Eustathius5 gives the following tradition to account for Sarpedon being king of the Lycians, since Glaucus, being the son of Hippolochus, and grandson of Bellerophon, ought to have been king: when the two brothers Isander and Hippolochus were disputing about the government, it was proposed that they should shoot through a ring placed on the breast of a child, and Laodameia, the sister of the two rivals, gave up her own son Sarpedon for this purpose, who was thereupon honored by his uncles with the kingdom, to show their gratitude to their sister for her generosity. This Sarpedon is sometimes confounded with Sarpedon I.6
There was a sanctuary of Sarpedon (probably the one we are here speaking of) at Xanthus in Lycia.7
- Homer. Iliad vi, 199; Pseudo-Apollodorus. The Library iii, 1.1; Diodorus Siculus. Historical Library v, 79; Virgil. Aeneid x, 125.
- Homer. Iliad ii, 876; v, 479 ff., 629 ff.; xii, 292 ff., 397; xvi, 550 ff.; xvii, 152 ff.; comp. Philostratus. Heroicus, 14; Ovid. Metamorphoses xiii, 255.
- Iliad xvi, 480 ff.
- Iliad xvi, 667 ff.; comp. Virgil. Aeneid i, 100.
- on Homer, p. 894.
- As in Euripides' Rhesus, 29; comp. Eustathius on Homer, pp. 369, 636 ff.
- Appian. Civil Wars iv, 78.
- Smith, William. (1870). Dictionary of Greek and Roman Biography and Mythology. London: Taylor, Walton, and Maberly.
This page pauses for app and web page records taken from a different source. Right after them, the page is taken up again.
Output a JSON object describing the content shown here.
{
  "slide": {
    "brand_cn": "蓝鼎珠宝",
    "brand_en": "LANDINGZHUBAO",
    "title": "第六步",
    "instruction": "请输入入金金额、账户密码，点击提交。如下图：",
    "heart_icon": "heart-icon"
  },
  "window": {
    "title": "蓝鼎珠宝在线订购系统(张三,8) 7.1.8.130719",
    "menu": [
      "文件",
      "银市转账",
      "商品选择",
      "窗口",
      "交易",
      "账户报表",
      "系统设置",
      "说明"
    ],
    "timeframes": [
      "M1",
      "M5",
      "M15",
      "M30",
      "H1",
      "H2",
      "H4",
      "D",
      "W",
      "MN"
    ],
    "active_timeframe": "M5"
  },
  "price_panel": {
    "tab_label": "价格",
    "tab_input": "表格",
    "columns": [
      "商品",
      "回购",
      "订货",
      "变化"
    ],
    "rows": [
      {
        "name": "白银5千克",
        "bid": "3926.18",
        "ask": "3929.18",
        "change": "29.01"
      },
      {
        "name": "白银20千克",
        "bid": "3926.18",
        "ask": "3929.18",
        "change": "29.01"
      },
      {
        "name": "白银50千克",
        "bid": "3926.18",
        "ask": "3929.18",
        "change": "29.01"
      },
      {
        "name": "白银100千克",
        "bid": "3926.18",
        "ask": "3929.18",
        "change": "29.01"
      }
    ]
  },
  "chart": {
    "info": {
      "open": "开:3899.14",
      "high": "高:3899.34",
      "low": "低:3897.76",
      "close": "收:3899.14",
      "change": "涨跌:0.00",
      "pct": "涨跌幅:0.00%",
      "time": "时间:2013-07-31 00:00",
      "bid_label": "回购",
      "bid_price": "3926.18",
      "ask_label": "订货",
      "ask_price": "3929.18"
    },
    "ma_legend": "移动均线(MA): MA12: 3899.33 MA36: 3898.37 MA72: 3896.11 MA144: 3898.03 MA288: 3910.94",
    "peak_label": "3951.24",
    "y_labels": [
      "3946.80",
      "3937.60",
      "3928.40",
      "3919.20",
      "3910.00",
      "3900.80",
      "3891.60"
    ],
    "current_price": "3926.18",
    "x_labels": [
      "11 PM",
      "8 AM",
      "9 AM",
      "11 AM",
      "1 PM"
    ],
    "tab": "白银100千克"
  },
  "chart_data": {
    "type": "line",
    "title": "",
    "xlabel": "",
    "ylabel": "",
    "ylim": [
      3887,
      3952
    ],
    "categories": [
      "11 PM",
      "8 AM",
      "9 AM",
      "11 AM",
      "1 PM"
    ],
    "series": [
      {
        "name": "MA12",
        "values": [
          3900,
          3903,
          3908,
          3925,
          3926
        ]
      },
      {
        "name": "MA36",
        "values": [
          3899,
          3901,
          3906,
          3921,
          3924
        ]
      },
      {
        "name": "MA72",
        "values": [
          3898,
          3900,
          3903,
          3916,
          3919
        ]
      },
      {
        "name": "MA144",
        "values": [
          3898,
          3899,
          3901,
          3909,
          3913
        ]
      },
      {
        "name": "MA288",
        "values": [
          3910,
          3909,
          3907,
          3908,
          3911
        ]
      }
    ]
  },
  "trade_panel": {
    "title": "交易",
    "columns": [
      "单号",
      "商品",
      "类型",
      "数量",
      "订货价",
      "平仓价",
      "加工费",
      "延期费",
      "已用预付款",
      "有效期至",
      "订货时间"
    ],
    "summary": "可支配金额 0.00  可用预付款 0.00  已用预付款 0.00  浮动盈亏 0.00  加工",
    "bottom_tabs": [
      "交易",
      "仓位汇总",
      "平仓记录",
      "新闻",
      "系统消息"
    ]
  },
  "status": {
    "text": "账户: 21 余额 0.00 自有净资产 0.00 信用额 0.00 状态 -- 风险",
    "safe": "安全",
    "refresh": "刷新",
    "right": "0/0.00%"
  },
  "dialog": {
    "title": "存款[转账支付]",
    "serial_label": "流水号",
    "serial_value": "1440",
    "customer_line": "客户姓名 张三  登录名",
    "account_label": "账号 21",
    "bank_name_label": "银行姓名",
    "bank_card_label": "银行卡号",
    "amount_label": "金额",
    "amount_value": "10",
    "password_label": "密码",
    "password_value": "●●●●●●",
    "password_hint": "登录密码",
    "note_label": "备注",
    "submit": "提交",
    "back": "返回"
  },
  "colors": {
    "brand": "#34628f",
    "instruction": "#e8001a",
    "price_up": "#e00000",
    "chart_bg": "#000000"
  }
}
This article incorporates text from Dictionary of Greek and Roman Biography and Mythology (1870) by William Smith, which is in the public domain.